A slew of major IT vendors said Wednesday that they are joining forces in an effort to promote greater interoperability between their products and to help users determine the best methods for building E-business architectures capable of reaching across supply chains.
The vendors, which include industry heavyweights Microsoft, Intel, IBM, Compaq, and EMC, will manage the initiative under a new umbrella group called the Business Internet Consortium. It will operate as a nonprofit E-business think tank.
Executives from participating companies say the group will focus on issues that fall between the cracks of standards bodies and user groups. "A lot of the existing work focuses on specific technologies and not on how things interoperate with each other or what our customers will require to use all of our products in concert," says Marie Wieck, VP for software strategy at IBM. "We're looking to develop an organization that can speak with one voice," she adds.
Participating vendors will each dedicate two staff members to the effort as well as an undisclosed financial contribution, according to member company officials. Within the Business Internet Consortium, a number of working groups will focus on specific technology implementations, including the use of the Extensible Markup Language for E-business, improving the exchange of data over wireless devices, and integrating legacy systems into Web-based operations. Findings will be published on the Web and in white papers.
Observers say the group could provide a much-needed service, particularly to small businesses that lack large consulting budgets, if it can function as neutral, independent body. "Their challenge will be to not get into pitched battles over whose products are best," Summit Strategies analyst Dwight Davis says.
Twenty-six companies will participate in the Business Internet Consortium at launch.
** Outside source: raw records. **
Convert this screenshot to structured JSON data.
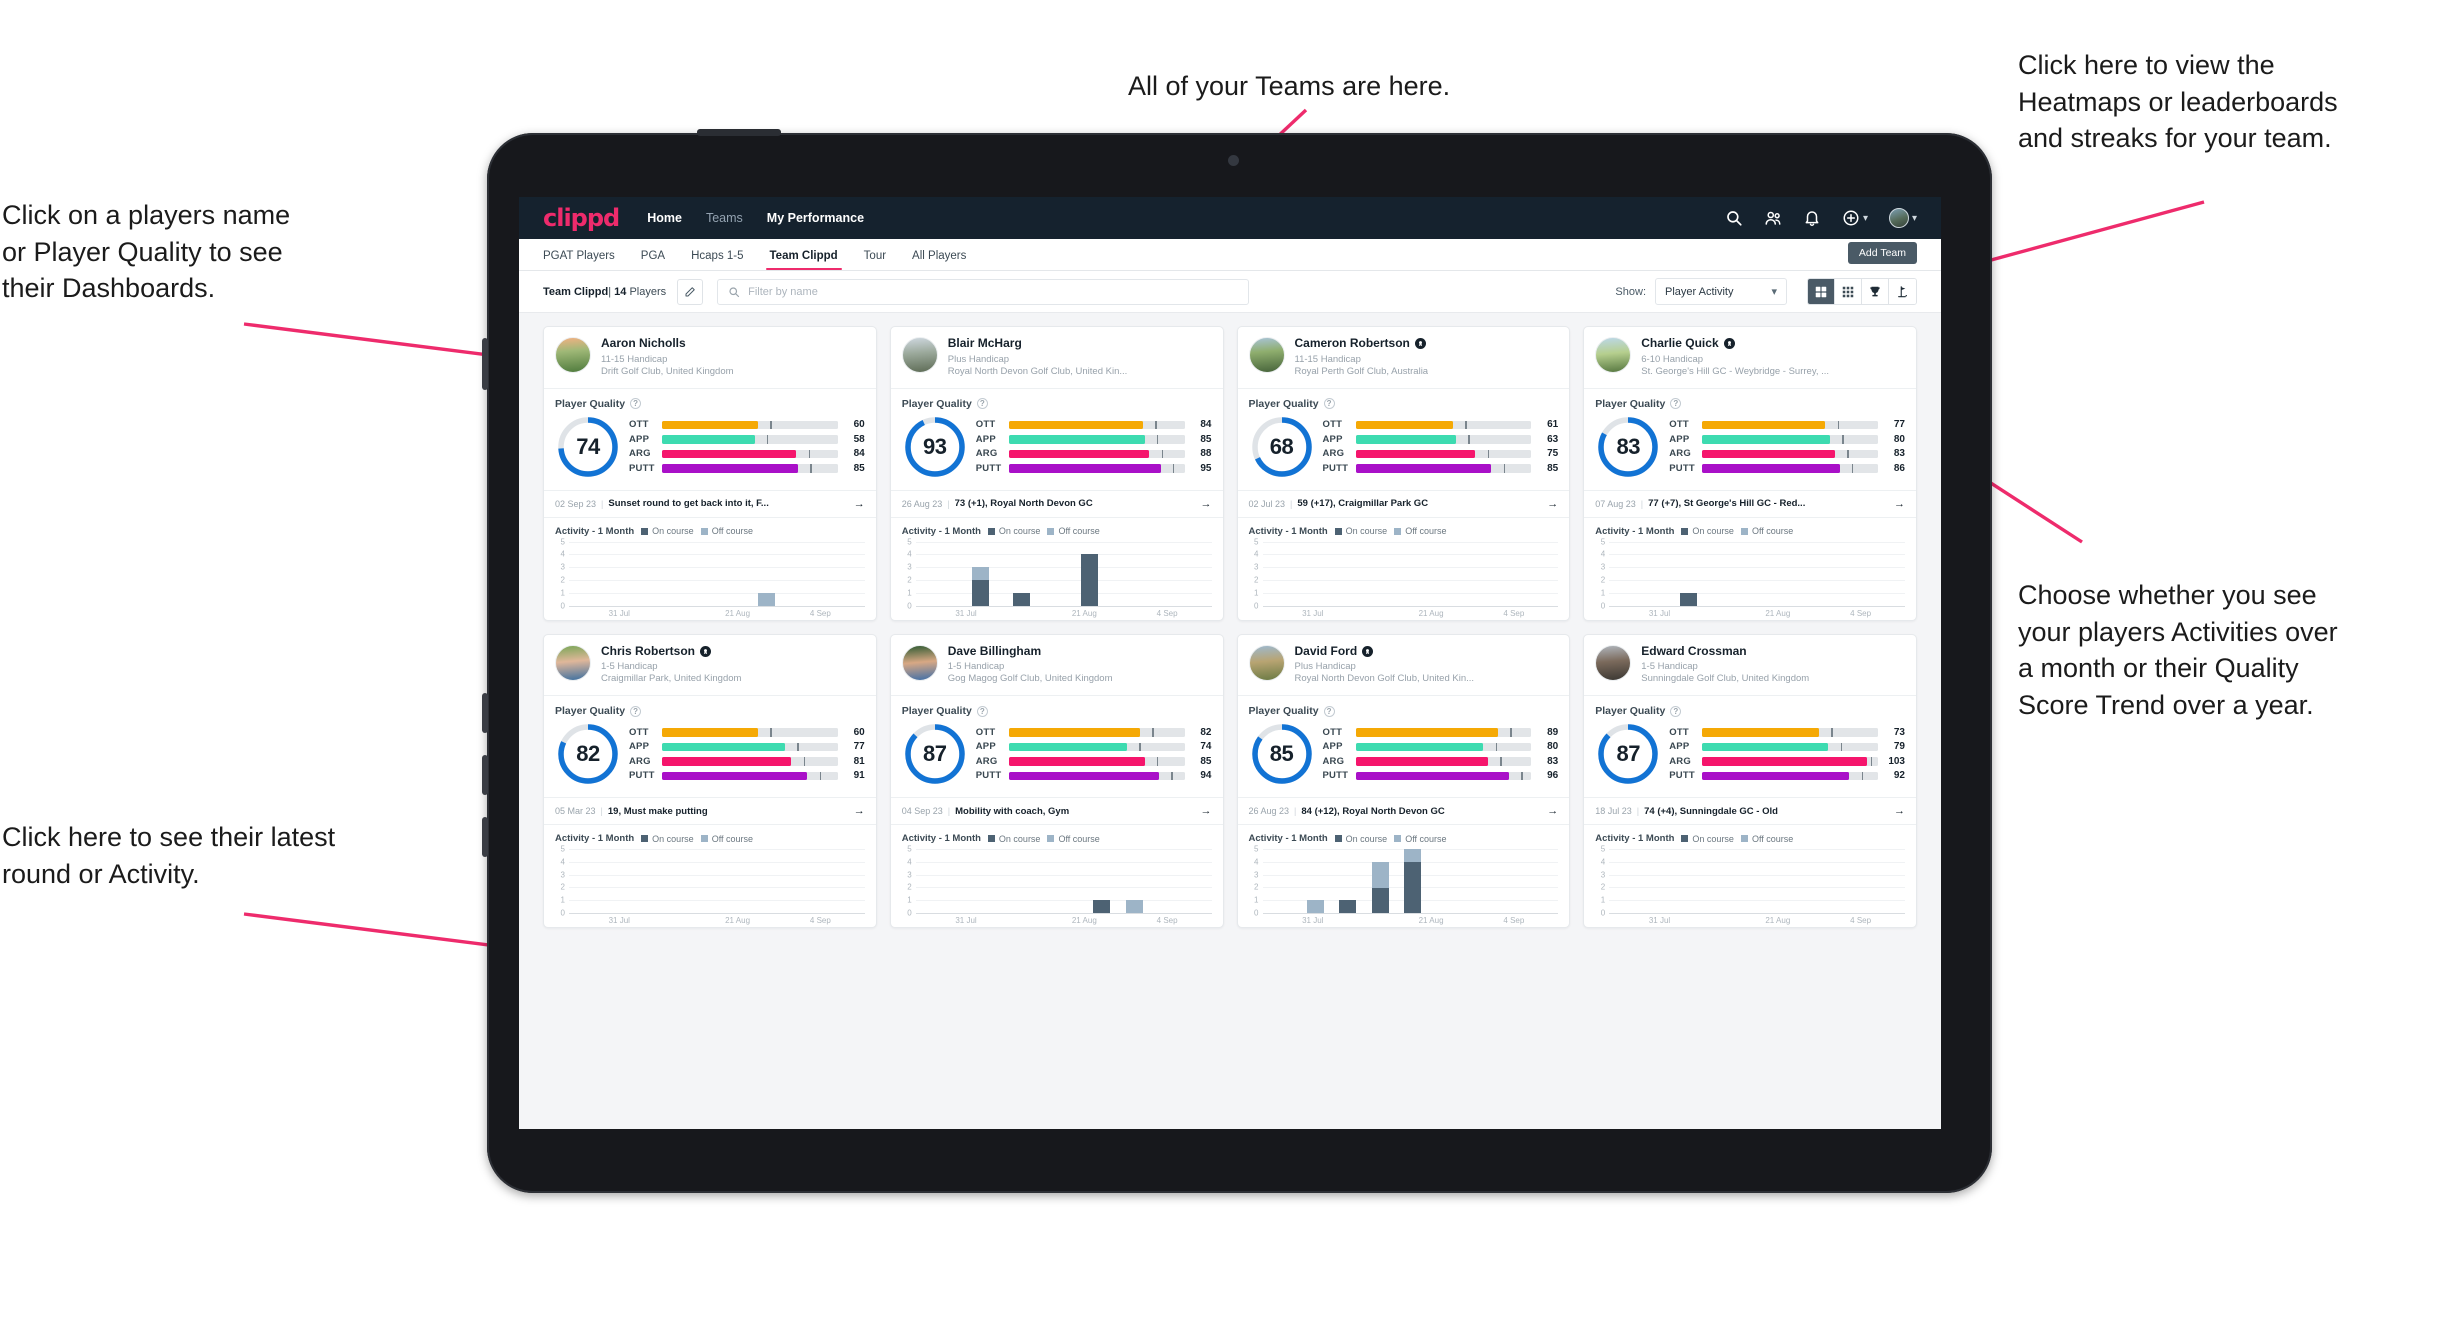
{
  "annotations": [
    {
      "id": "a-players",
      "text": "Click on a players name\nor Player Quality to see\ntheir Dashboards."
    },
    {
      "id": "a-teams",
      "text": "All of your Teams are here."
    },
    {
      "id": "a-heatmaps",
      "text": "Click here to view the\nHeatmaps or leaderboards\nand streaks for your team."
    },
    {
      "id": "a-activity",
      "text": "Choose whether you see\nyour players Activities over\na month or their Quality\nScore Trend over a year."
    },
    {
      "id": "a-latest",
      "text": "Click here to see their latest\nround or Activity."
    }
  ],
  "accent": "#ee2b6c",
  "topnav": {
    "logo": "clippd",
    "links": [
      {
        "label": "Home",
        "active": true
      },
      {
        "label": "Teams",
        "active": false
      },
      {
        "label": "My Performance",
        "active": true
      }
    ],
    "icons": [
      "search-icon",
      "people-icon",
      "bell-icon",
      "plus-circle-icon",
      "avatar"
    ]
  },
  "subtabs": {
    "tabs": [
      {
        "label": "PGAT Players",
        "active": false
      },
      {
        "label": "PGA",
        "active": false
      },
      {
        "label": "Hcaps 1-5",
        "active": false
      },
      {
        "label": "Team Clippd",
        "active": true
      },
      {
        "label": "Tour",
        "active": false
      },
      {
        "label": "All Players",
        "active": false
      }
    ],
    "add_team_label": "Add Team"
  },
  "filterbar": {
    "team_name": "Team Clippd",
    "separator": "|",
    "player_count": "14",
    "players_word": "Players",
    "edit_icon": "pencil-icon",
    "search_placeholder": "Filter by name",
    "show_label": "Show:",
    "show_value": "Player Activity",
    "view_buttons": [
      "grid-large-icon",
      "grid-small-icon",
      "trophy-icon",
      "golf-flag-icon"
    ]
  },
  "card_labels": {
    "player_quality": "Player Quality",
    "activity": "Activity - 1 Month",
    "legend_on": "On course",
    "legend_off": "Off course",
    "metrics": [
      "OTT",
      "APP",
      "ARG",
      "PUTT"
    ]
  },
  "metric_colors": {
    "OTT": "#f5a905",
    "APP": "#3ddbb0",
    "ARG": "#f5156c",
    "PUTT": "#a910c8",
    "ring": "#1273d4",
    "ring_track": "#dfe3e7",
    "on_course": "#4d6273",
    "off_course": "#9db4c7"
  },
  "chart_data": {
    "type": "bar",
    "title": "Activity - 1 Month",
    "ylabel": "",
    "xlabel": "",
    "ylim": [
      0,
      5
    ],
    "yticks": [
      0,
      1,
      2,
      3,
      4,
      5
    ],
    "xticks": [
      "31 Jul",
      "21 Aug",
      "4 Sep"
    ],
    "grid": true,
    "legend": [
      "On course",
      "Off course"
    ],
    "stacked": true
  },
  "players": [
    {
      "name": "Aaron Nicholls",
      "verified": false,
      "handicap": "11-15 Handicap",
      "club": "Drift Golf Club, United Kingdom",
      "quality": 74,
      "metrics": {
        "OTT": 60,
        "APP": 58,
        "ARG": 84,
        "PUTT": 85
      },
      "round": {
        "date": "02 Sep 23",
        "text": "Sunset round to get back into it, F..."
      },
      "activity": {
        "bars": [
          {
            "x": 0.64,
            "on": 0,
            "off": 1
          }
        ]
      }
    },
    {
      "name": "Blair McHarg",
      "verified": false,
      "handicap": "Plus Handicap",
      "club": "Royal North Devon Golf Club, United Kin...",
      "quality": 93,
      "metrics": {
        "OTT": 84,
        "APP": 85,
        "ARG": 88,
        "PUTT": 95
      },
      "round": {
        "date": "26 Aug 23",
        "text": "73 (+1), Royal North Devon GC"
      },
      "activity": {
        "bars": [
          {
            "x": 0.19,
            "on": 2,
            "off": 1
          },
          {
            "x": 0.33,
            "on": 1,
            "off": 0
          },
          {
            "x": 0.56,
            "on": 4,
            "off": 0
          }
        ]
      }
    },
    {
      "name": "Cameron Robertson",
      "verified": true,
      "handicap": "11-15 Handicap",
      "club": "Royal Perth Golf Club, Australia",
      "quality": 68,
      "metrics": {
        "OTT": 61,
        "APP": 63,
        "ARG": 75,
        "PUTT": 85
      },
      "round": {
        "date": "02 Jul 23",
        "text": "59 (+17), Craigmillar Park GC"
      },
      "activity": {
        "bars": []
      }
    },
    {
      "name": "Charlie Quick",
      "verified": true,
      "handicap": "6-10 Handicap",
      "club": "St. George's Hill GC - Weybridge - Surrey, ...",
      "quality": 83,
      "metrics": {
        "OTT": 77,
        "APP": 80,
        "ARG": 83,
        "PUTT": 86
      },
      "round": {
        "date": "07 Aug 23",
        "text": "77 (+7), St George's Hill GC - Red..."
      },
      "activity": {
        "bars": [
          {
            "x": 0.24,
            "on": 1,
            "off": 0
          }
        ]
      }
    },
    {
      "name": "Chris Robertson",
      "verified": true,
      "handicap": "1-5 Handicap",
      "club": "Craigmillar Park, United Kingdom",
      "quality": 82,
      "metrics": {
        "OTT": 60,
        "APP": 77,
        "ARG": 81,
        "PUTT": 91
      },
      "round": {
        "date": "05 Mar 23",
        "text": "19, Must make putting"
      },
      "activity": {
        "bars": []
      }
    },
    {
      "name": "Dave Billingham",
      "verified": false,
      "handicap": "1-5 Handicap",
      "club": "Gog Magog Golf Club, United Kingdom",
      "quality": 87,
      "metrics": {
        "OTT": 82,
        "APP": 74,
        "ARG": 85,
        "PUTT": 94
      },
      "round": {
        "date": "04 Sep 23",
        "text": "Mobility with coach, Gym"
      },
      "activity": {
        "bars": [
          {
            "x": 0.6,
            "on": 1,
            "off": 0
          },
          {
            "x": 0.71,
            "on": 0,
            "off": 1
          }
        ]
      }
    },
    {
      "name": "David Ford",
      "verified": true,
      "handicap": "Plus Handicap",
      "club": "Royal North Devon Golf Club, United Kin...",
      "quality": 85,
      "metrics": {
        "OTT": 89,
        "APP": 80,
        "ARG": 83,
        "PUTT": 96
      },
      "round": {
        "date": "26 Aug 23",
        "text": "84 (+12), Royal North Devon GC"
      },
      "activity": {
        "bars": [
          {
            "x": 0.15,
            "on": 0,
            "off": 1
          },
          {
            "x": 0.26,
            "on": 1,
            "off": 0
          },
          {
            "x": 0.37,
            "on": 2,
            "off": 2
          },
          {
            "x": 0.48,
            "on": 4,
            "off": 1
          }
        ]
      }
    },
    {
      "name": "Edward Crossman",
      "verified": false,
      "handicap": "1-5 Handicap",
      "club": "Sunningdale Golf Club, United Kingdom",
      "quality": 87,
      "metrics": {
        "OTT": 73,
        "APP": 79,
        "ARG": 103,
        "PUTT": 92
      },
      "round": {
        "date": "18 Jul 23",
        "text": "74 (+4), Sunningdale GC - Old"
      },
      "activity": {
        "bars": []
      }
    }
  ]
}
Hewlett-Packard, Dell Computer, SAP, and Unisys are also among the group. Not joining them--at least for now--are Sun Microsystems and Oracle, though organizers say the door is open to future members. A Sun spokesman says the company may participate but has not made a decision. Oracle officials could not immediately be reached for comment.